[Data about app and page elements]

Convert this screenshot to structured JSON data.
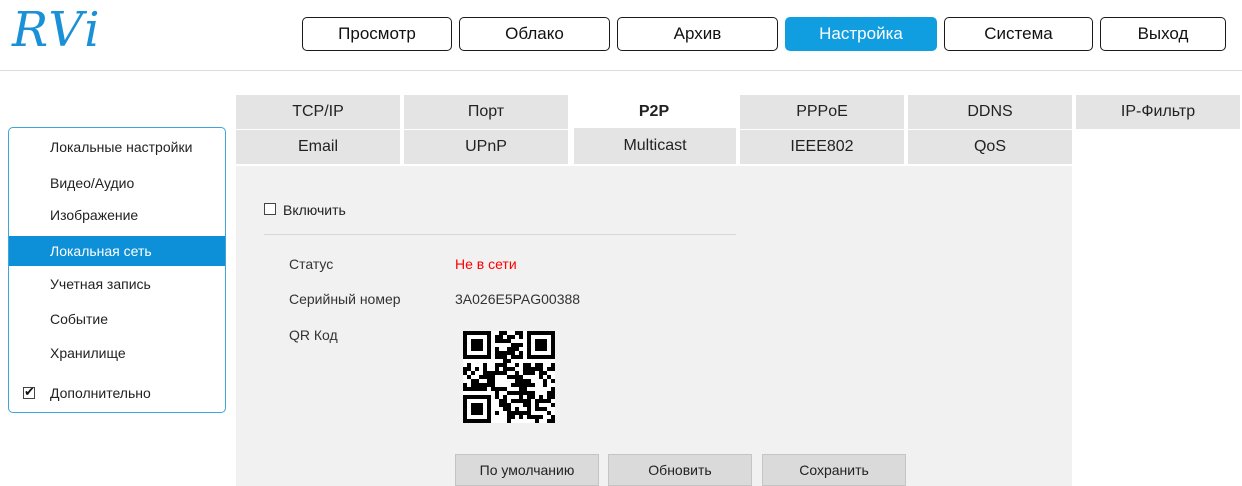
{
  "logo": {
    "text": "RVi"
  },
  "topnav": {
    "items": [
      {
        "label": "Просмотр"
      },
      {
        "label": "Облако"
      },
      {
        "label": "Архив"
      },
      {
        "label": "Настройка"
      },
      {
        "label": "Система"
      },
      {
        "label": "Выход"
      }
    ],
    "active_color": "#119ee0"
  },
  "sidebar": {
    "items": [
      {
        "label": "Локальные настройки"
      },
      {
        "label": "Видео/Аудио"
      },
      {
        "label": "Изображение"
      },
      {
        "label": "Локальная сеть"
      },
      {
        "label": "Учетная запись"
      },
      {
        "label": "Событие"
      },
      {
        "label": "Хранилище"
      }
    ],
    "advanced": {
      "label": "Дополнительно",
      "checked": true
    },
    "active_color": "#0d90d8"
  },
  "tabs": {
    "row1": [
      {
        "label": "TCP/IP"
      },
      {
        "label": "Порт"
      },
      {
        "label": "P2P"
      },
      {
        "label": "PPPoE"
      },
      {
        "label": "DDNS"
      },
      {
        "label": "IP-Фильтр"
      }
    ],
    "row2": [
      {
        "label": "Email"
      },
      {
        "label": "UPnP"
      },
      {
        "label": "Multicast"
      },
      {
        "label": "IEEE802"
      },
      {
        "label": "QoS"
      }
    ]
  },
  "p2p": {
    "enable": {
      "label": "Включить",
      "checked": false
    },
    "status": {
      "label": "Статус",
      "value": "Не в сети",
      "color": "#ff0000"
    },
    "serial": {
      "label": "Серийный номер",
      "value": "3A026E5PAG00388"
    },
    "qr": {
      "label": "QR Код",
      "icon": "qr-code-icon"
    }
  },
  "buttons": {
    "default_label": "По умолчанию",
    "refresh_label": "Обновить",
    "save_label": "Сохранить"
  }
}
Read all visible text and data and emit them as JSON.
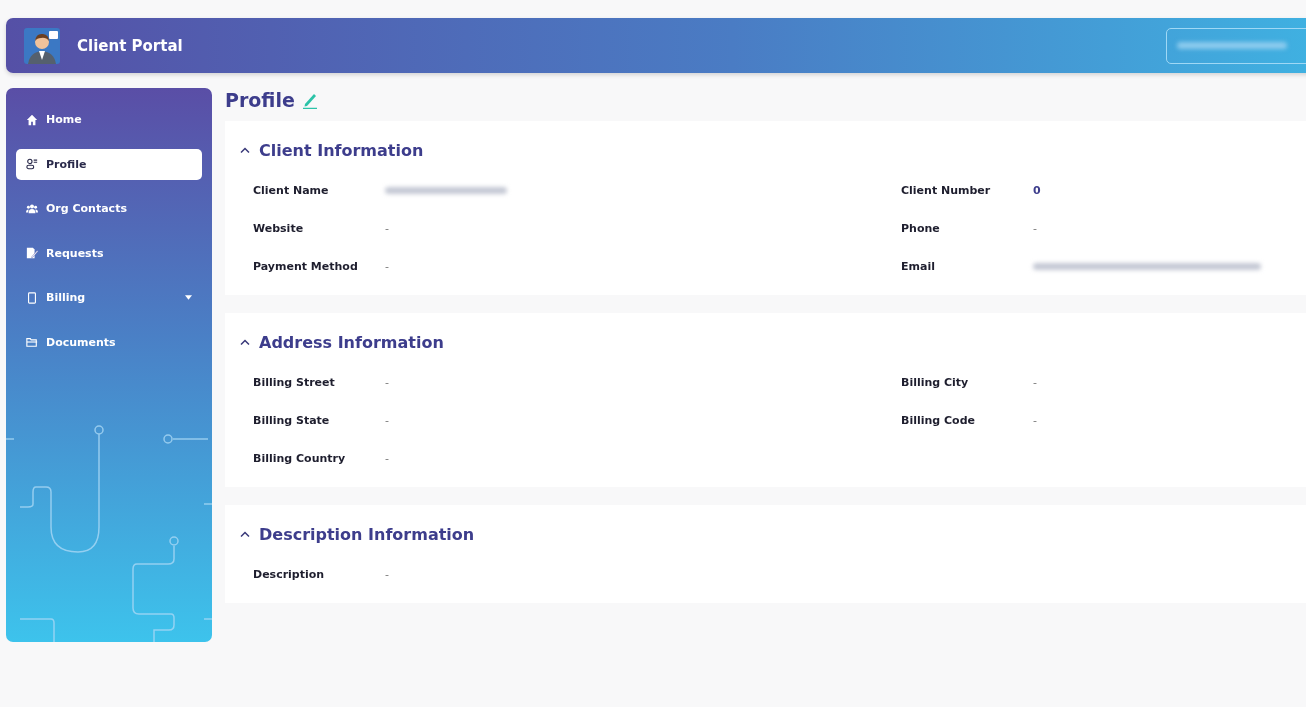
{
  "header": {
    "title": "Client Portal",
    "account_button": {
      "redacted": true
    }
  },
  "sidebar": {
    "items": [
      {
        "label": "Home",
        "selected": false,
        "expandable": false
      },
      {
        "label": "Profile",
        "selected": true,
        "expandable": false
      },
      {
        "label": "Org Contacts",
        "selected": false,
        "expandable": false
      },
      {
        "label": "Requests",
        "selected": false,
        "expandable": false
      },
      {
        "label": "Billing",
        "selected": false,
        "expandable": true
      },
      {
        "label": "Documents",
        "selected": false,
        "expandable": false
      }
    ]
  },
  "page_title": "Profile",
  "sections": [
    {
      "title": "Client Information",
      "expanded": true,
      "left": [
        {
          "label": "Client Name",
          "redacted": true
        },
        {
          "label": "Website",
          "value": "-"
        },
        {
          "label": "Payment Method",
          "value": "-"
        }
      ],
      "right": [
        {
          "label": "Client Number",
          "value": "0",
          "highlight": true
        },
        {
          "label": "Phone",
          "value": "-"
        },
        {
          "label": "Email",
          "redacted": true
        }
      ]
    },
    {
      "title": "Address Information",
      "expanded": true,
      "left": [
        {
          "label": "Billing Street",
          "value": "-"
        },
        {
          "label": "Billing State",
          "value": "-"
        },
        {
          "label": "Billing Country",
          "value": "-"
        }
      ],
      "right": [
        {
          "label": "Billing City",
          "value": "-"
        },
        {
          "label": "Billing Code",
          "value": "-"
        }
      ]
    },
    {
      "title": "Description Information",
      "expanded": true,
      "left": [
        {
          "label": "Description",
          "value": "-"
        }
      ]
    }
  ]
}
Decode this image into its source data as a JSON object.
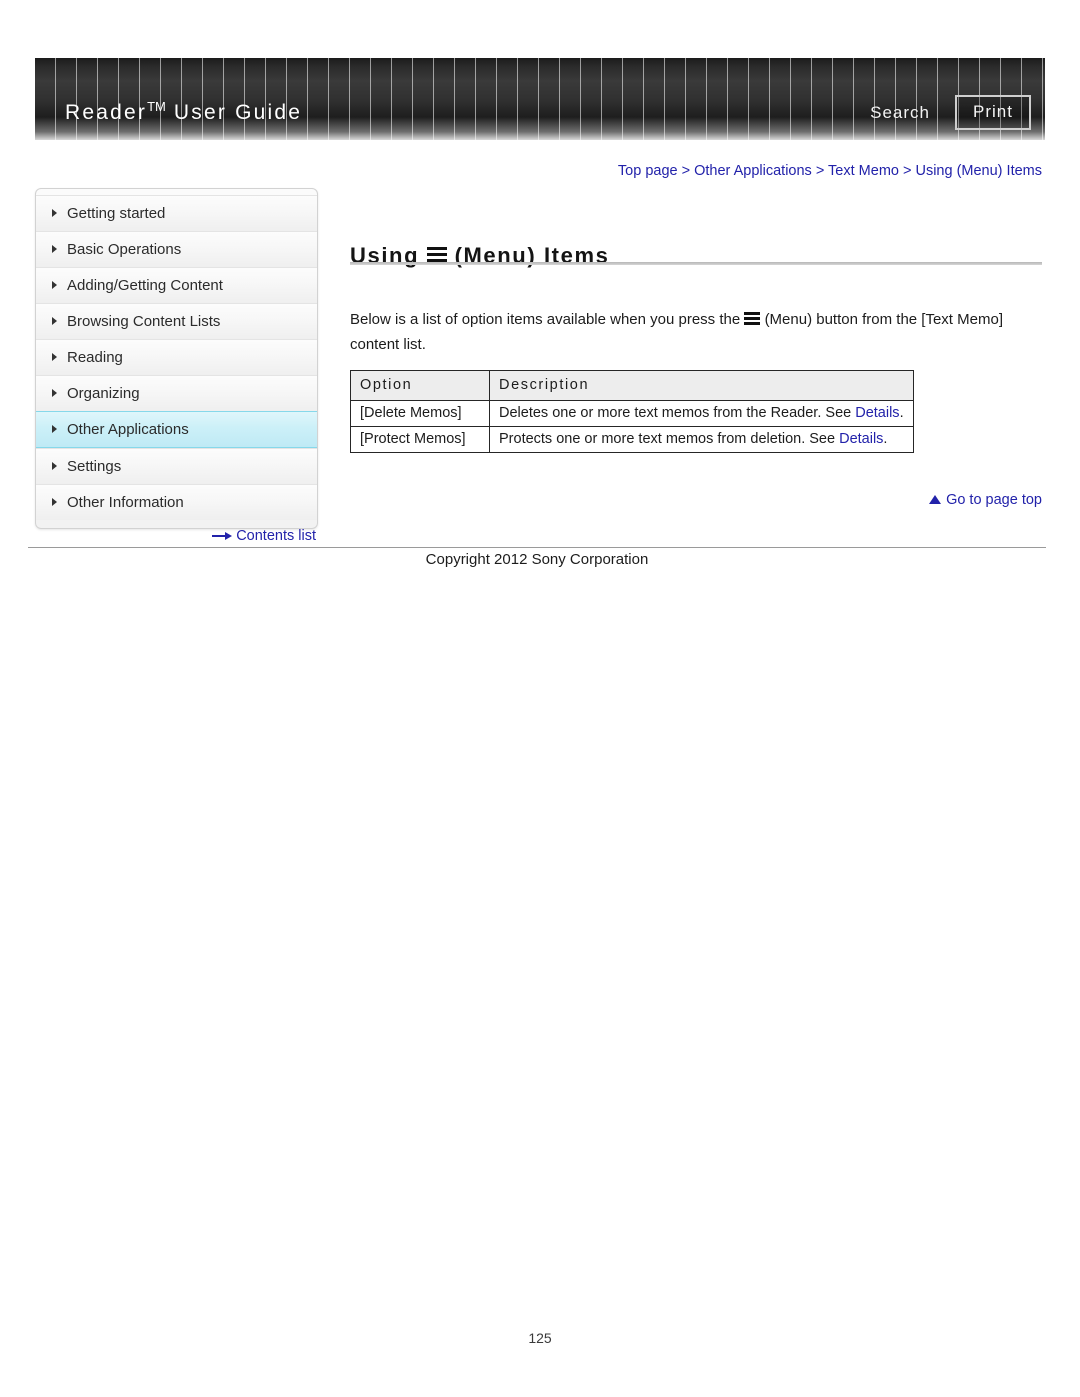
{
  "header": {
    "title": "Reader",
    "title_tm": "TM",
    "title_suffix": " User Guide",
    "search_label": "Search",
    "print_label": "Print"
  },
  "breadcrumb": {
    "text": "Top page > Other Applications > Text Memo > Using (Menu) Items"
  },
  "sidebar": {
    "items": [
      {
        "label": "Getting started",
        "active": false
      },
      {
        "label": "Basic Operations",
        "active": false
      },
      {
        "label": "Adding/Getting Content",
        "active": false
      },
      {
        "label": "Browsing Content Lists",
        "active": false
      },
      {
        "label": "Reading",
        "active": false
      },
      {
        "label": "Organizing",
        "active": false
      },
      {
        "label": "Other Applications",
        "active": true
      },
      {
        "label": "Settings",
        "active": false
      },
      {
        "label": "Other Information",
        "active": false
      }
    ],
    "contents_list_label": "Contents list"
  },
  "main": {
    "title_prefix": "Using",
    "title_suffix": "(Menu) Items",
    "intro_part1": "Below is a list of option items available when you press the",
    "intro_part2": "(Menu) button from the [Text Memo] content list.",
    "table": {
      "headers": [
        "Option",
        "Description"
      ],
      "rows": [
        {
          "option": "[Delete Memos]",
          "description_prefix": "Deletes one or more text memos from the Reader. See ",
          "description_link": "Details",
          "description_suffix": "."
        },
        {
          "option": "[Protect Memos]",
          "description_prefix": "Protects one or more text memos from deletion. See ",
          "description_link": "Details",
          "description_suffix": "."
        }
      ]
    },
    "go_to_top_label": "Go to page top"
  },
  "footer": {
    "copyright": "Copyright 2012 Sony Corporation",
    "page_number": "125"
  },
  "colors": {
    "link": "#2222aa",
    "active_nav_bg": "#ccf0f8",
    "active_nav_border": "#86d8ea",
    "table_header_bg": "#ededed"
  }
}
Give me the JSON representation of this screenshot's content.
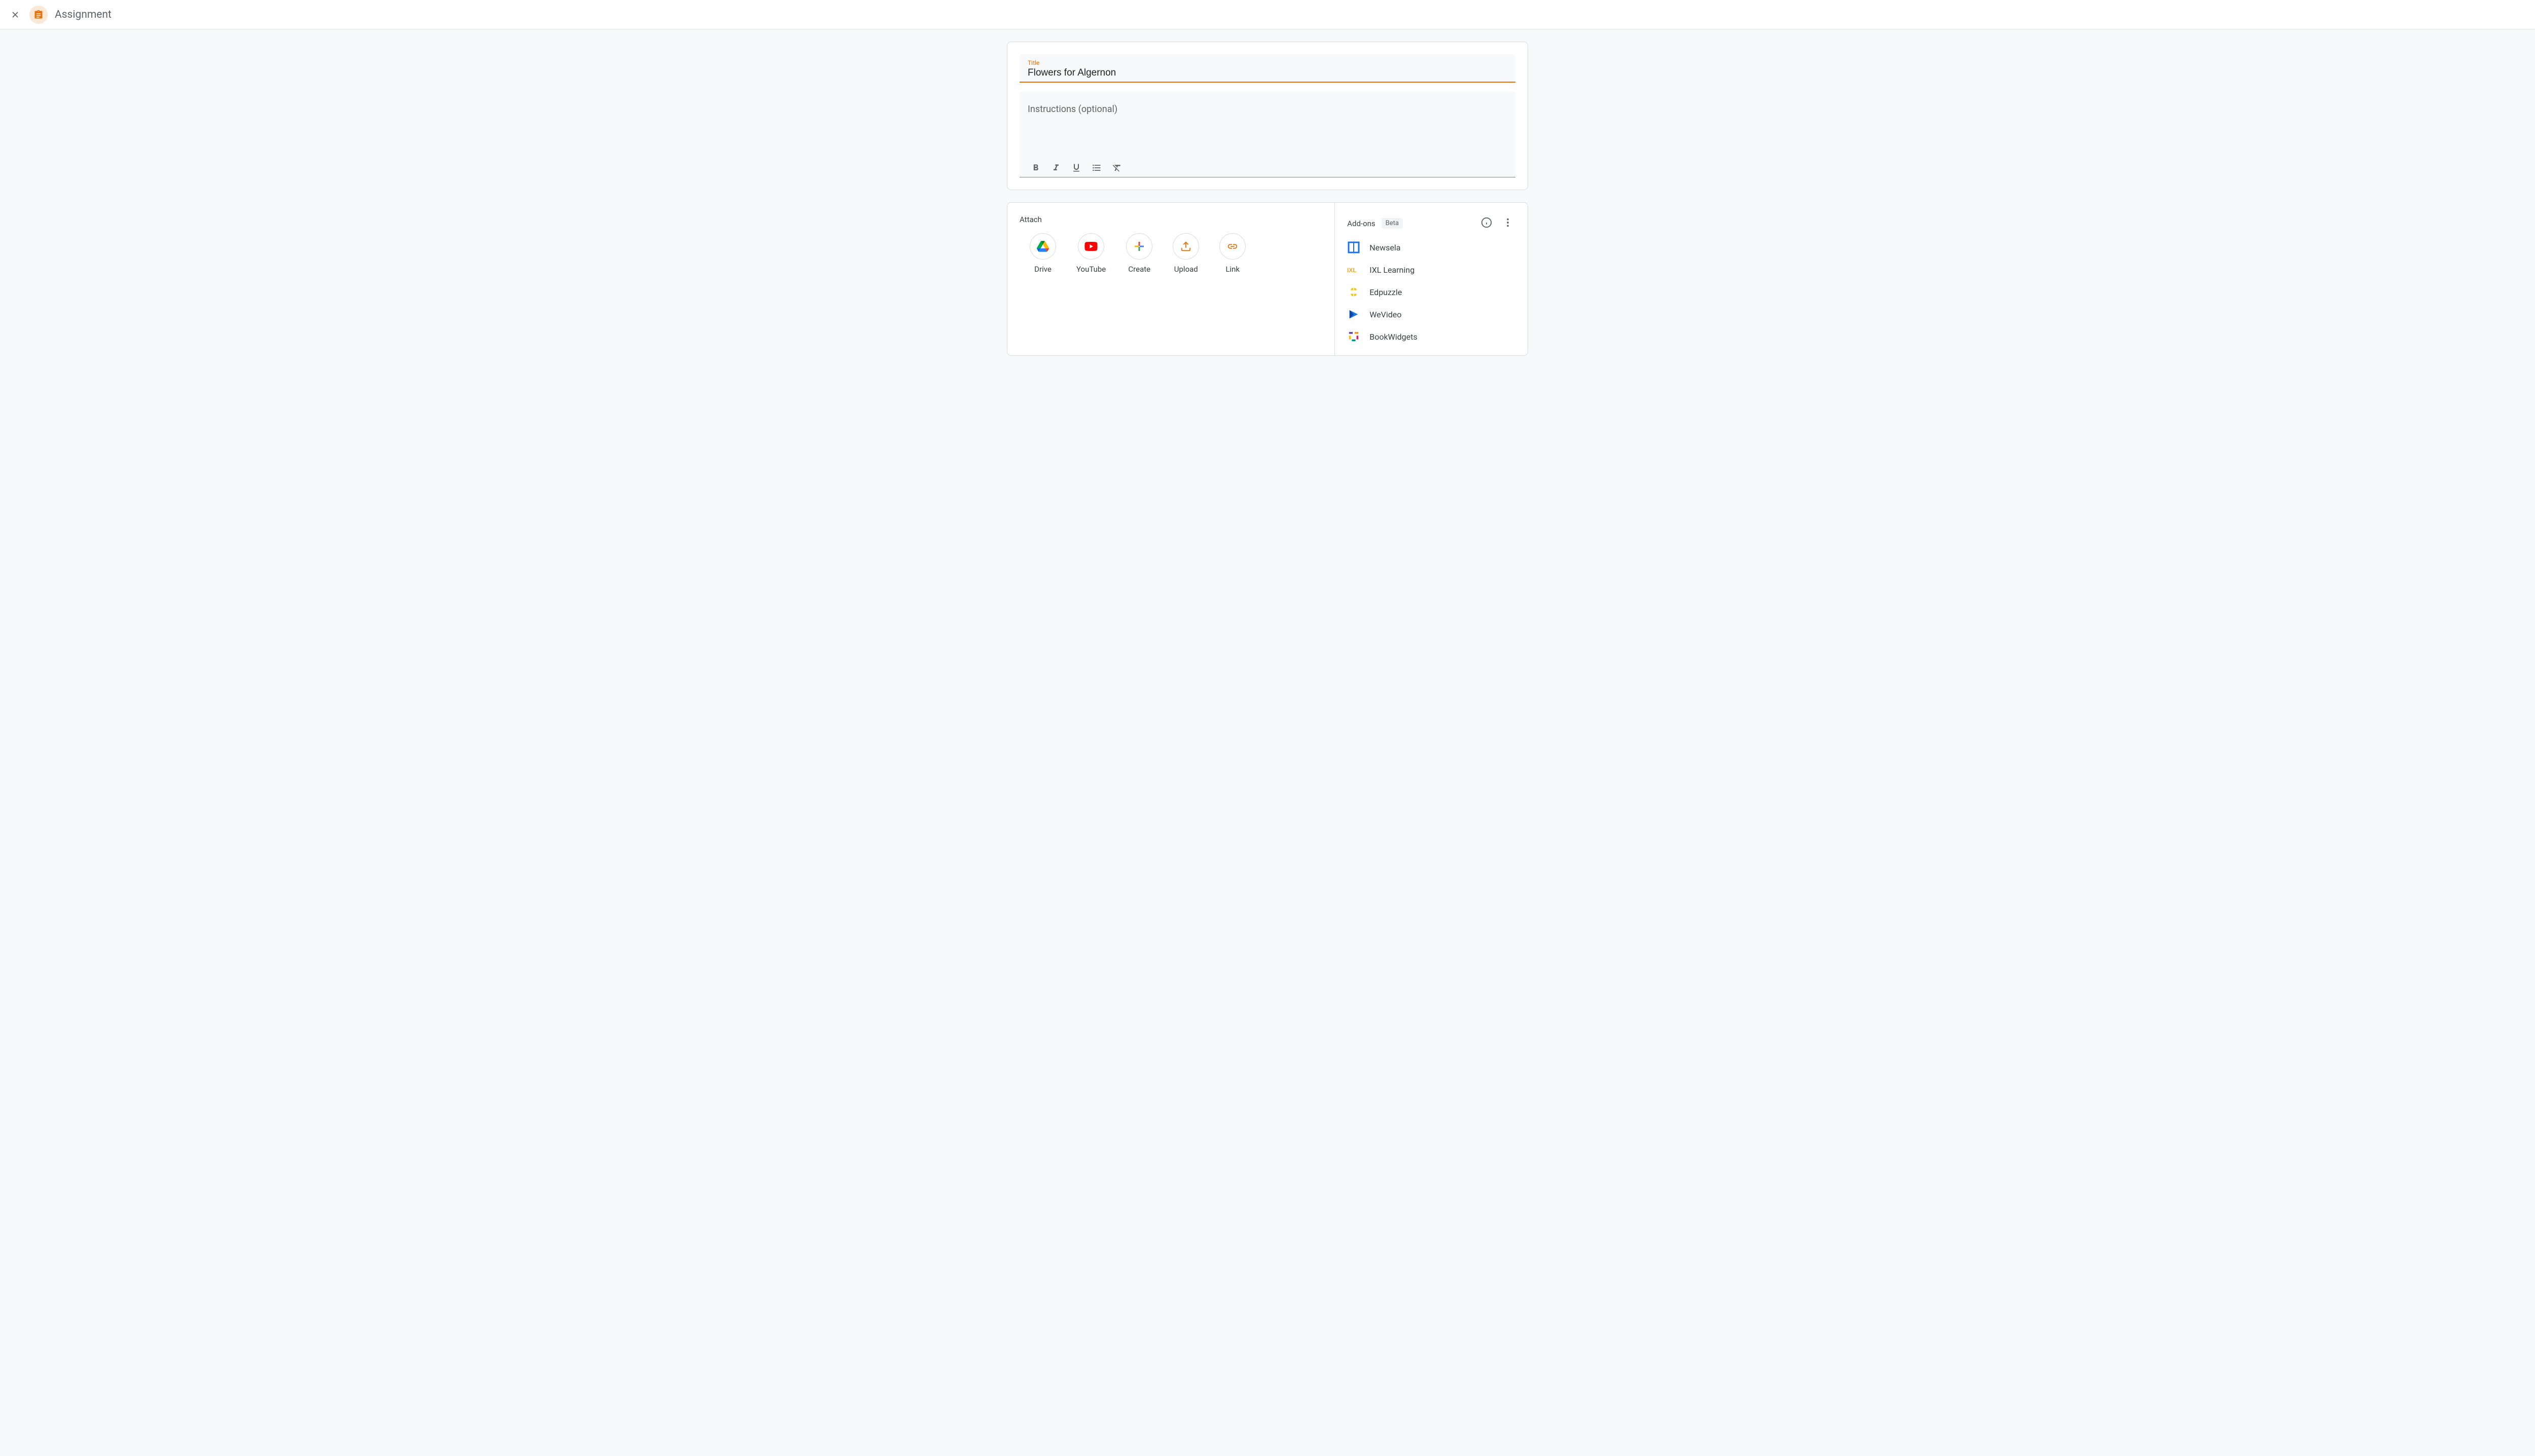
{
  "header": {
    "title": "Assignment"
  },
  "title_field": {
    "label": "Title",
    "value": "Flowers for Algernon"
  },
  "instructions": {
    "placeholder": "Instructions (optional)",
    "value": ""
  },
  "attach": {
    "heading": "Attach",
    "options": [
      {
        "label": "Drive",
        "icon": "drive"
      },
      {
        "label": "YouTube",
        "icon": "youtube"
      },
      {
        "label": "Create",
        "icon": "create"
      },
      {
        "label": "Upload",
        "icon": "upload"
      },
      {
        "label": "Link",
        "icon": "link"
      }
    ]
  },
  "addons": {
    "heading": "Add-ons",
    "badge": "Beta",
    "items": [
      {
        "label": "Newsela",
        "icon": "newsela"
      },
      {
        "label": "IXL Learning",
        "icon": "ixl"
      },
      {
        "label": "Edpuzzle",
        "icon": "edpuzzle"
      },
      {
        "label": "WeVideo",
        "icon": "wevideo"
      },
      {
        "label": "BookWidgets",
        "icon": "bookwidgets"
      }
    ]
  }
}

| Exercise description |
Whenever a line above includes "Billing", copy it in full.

| Solution for this problem |
        "label": "Billing",
          "label": "Billing Street",
          "label": "Billing State",
          "label": "Billing Country",
          "label": "Billing City",
          "label": "Billing Code",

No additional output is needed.